▶ **The problem**: Take every line from the records below that includes the word "name".

▶ **Element data from apps and pages**:
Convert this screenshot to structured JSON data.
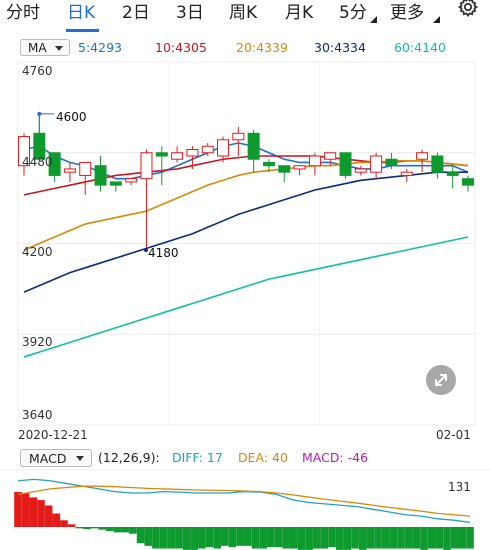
{
  "tabs": {
    "items": [
      {
        "key": "fenshi",
        "label": "分时",
        "active": false
      },
      {
        "key": "rik",
        "label": "日K",
        "active": true
      },
      {
        "key": "2day",
        "label": "2日",
        "active": false
      },
      {
        "key": "3day",
        "label": "3日",
        "active": false
      },
      {
        "key": "zhouk",
        "label": "周K",
        "active": false
      },
      {
        "key": "yuek",
        "label": "月K",
        "active": false
      },
      {
        "key": "5min",
        "label": "5分",
        "active": false
      },
      {
        "key": "more",
        "label": "更多",
        "active": false
      }
    ],
    "settings_icon": "gear-icon"
  },
  "ma_legend": {
    "button_label": "MA",
    "items": [
      {
        "label": "5:4293",
        "color": "#1f6fd6"
      },
      {
        "label": "10:4305",
        "color": "#c4171e"
      },
      {
        "label": "20:4339",
        "color": "#d8890a"
      },
      {
        "label": "30:4334",
        "color": "#0b2a85"
      },
      {
        "label": "60:4140",
        "color": "#12bfa0"
      }
    ]
  },
  "price_axis": {
    "ticks": [
      "4760",
      "4200",
      "3920",
      "3640"
    ],
    "partial_tick": "4480"
  },
  "date_axis": {
    "start": "2020-12-21",
    "end": "02-01"
  },
  "annotations": {
    "high": "4600",
    "low": "4180"
  },
  "macd_legend": {
    "button_label": "MACD",
    "params": "(12,26,9):",
    "items": [
      {
        "label": "DIFF: 17",
        "color": "#1fa2c4"
      },
      {
        "label": "DEA: 40",
        "color": "#d8890a"
      },
      {
        "label": "MACD: -46",
        "color": "#b31fb8"
      }
    ],
    "axis_value": "131"
  },
  "colors": {
    "up": "#e41b1b",
    "down": "#0f9a2f",
    "accent": "#1f6fd6"
  },
  "chart_data": {
    "type": "candlestick",
    "ylim": [
      3640,
      4760
    ],
    "candles": [
      {
        "o": 4440,
        "h": 4540,
        "l": 4410,
        "c": 4530
      },
      {
        "o": 4540,
        "h": 4600,
        "l": 4460,
        "c": 4460
      },
      {
        "o": 4480,
        "h": 4480,
        "l": 4390,
        "c": 4410
      },
      {
        "o": 4420,
        "h": 4450,
        "l": 4390,
        "c": 4430
      },
      {
        "o": 4410,
        "h": 4450,
        "l": 4350,
        "c": 4450
      },
      {
        "o": 4440,
        "h": 4470,
        "l": 4360,
        "c": 4380
      },
      {
        "o": 4390,
        "h": 4390,
        "l": 4360,
        "c": 4380
      },
      {
        "o": 4390,
        "h": 4400,
        "l": 4380,
        "c": 4400
      },
      {
        "o": 4400,
        "h": 4490,
        "l": 4180,
        "c": 4480
      },
      {
        "o": 4480,
        "h": 4500,
        "l": 4380,
        "c": 4470
      },
      {
        "o": 4460,
        "h": 4500,
        "l": 4450,
        "c": 4480
      },
      {
        "o": 4470,
        "h": 4500,
        "l": 4430,
        "c": 4490
      },
      {
        "o": 4480,
        "h": 4510,
        "l": 4470,
        "c": 4500
      },
      {
        "o": 4470,
        "h": 4530,
        "l": 4450,
        "c": 4520
      },
      {
        "o": 4520,
        "h": 4560,
        "l": 4470,
        "c": 4540
      },
      {
        "o": 4540,
        "h": 4550,
        "l": 4420,
        "c": 4460
      },
      {
        "o": 4450,
        "h": 4460,
        "l": 4420,
        "c": 4440
      },
      {
        "o": 4440,
        "h": 4440,
        "l": 4390,
        "c": 4420
      },
      {
        "o": 4430,
        "h": 4440,
        "l": 4410,
        "c": 4440
      },
      {
        "o": 4440,
        "h": 4480,
        "l": 4410,
        "c": 4470
      },
      {
        "o": 4460,
        "h": 4480,
        "l": 4440,
        "c": 4480
      },
      {
        "o": 4480,
        "h": 4480,
        "l": 4400,
        "c": 4410
      },
      {
        "o": 4420,
        "h": 4440,
        "l": 4410,
        "c": 4430
      },
      {
        "o": 4420,
        "h": 4480,
        "l": 4400,
        "c": 4470
      },
      {
        "o": 4460,
        "h": 4480,
        "l": 4430,
        "c": 4440
      },
      {
        "o": 4410,
        "h": 4430,
        "l": 4390,
        "c": 4420
      },
      {
        "o": 4460,
        "h": 4490,
        "l": 4420,
        "c": 4480
      },
      {
        "o": 4470,
        "h": 4480,
        "l": 4400,
        "c": 4420
      },
      {
        "o": 4420,
        "h": 4440,
        "l": 4370,
        "c": 4410
      },
      {
        "o": 4400,
        "h": 4410,
        "l": 4360,
        "c": 4380
      }
    ],
    "ma": [
      {
        "name": "MA5",
        "color": "#1f6fd6",
        "values": [
          4490,
          4500,
          4470,
          4450,
          4440,
          4420,
          4400,
          4400,
          4410,
          4420,
          4440,
          4460,
          4480,
          4500,
          4510,
          4500,
          4480,
          4460,
          4450,
          4450,
          4450,
          4440,
          4430,
          4430,
          4440,
          4440,
          4440,
          4440,
          4440,
          4420
        ]
      },
      {
        "name": "MA10",
        "color": "#c4171e",
        "values": [
          4350,
          4360,
          4370,
          4380,
          4390,
          4400,
          4410,
          4415,
          4420,
          4425,
          4430,
          4440,
          4450,
          4460,
          4465,
          4470,
          4470,
          4470,
          4470,
          4470,
          4465,
          4460,
          4455,
          4450,
          4450,
          4455,
          4455,
          4450,
          4445,
          4440
        ]
      },
      {
        "name": "MA20",
        "color": "#d8890a",
        "values": [
          4180,
          4200,
          4220,
          4240,
          4260,
          4270,
          4280,
          4290,
          4300,
          4320,
          4340,
          4360,
          4380,
          4395,
          4410,
          4420,
          4425,
          4430,
          4435,
          4440,
          4440,
          4445,
          4450,
          4450,
          4455,
          4455,
          4455,
          4450,
          4445,
          4440
        ]
      },
      {
        "name": "MA30",
        "color": "#0b2a85",
        "values": [
          4050,
          4070,
          4090,
          4110,
          4125,
          4140,
          4155,
          4170,
          4185,
          4200,
          4215,
          4230,
          4250,
          4270,
          4290,
          4305,
          4320,
          4335,
          4350,
          4365,
          4375,
          4385,
          4395,
          4400,
          4405,
          4410,
          4415,
          4420,
          4420,
          4420
        ]
      },
      {
        "name": "MA60",
        "color": "#12bfa0",
        "values": [
          3850,
          3865,
          3880,
          3895,
          3910,
          3925,
          3940,
          3955,
          3970,
          3985,
          4000,
          4015,
          4030,
          4045,
          4060,
          4075,
          4090,
          4100,
          4110,
          4120,
          4130,
          4140,
          4150,
          4160,
          4170,
          4180,
          4190,
          4200,
          4210,
          4220
        ]
      }
    ],
    "macd_hist": [
      130,
      125,
      110,
      100,
      80,
      50,
      25,
      10,
      -5,
      -8,
      -5,
      -10,
      -15,
      -20,
      -20,
      -25,
      -60,
      -70,
      -80,
      -80,
      -80,
      -80,
      -85,
      -85,
      -80,
      -75,
      -80,
      -70,
      -75,
      -70,
      -70,
      -80,
      -80,
      -75,
      -75,
      -80,
      -80,
      -85,
      -85,
      -80,
      -80,
      -75,
      -85,
      -85,
      -80,
      -85,
      -80,
      -80,
      -80,
      -80,
      -80,
      -80,
      -80,
      -85,
      -80,
      -80,
      -85,
      -80,
      -80,
      -80
    ],
    "diff": [
      170,
      175,
      170,
      160,
      150,
      140,
      130,
      125,
      125,
      130,
      128,
      125,
      125,
      125,
      130,
      128,
      120,
      100,
      90,
      85,
      80,
      75,
      65,
      55,
      45,
      40,
      30,
      25,
      17
    ],
    "dea": [
      120,
      130,
      140,
      145,
      150,
      150,
      148,
      145,
      142,
      140,
      138,
      136,
      135,
      134,
      132,
      130,
      125,
      118,
      110,
      102,
      95,
      88,
      80,
      72,
      65,
      58,
      50,
      45,
      40
    ]
  }
}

▶ **Exercise solution**:
        "name": "MA5",
        "name": "MA10",
        "name": "MA20",
        "name": "MA30",
        "name": "MA60",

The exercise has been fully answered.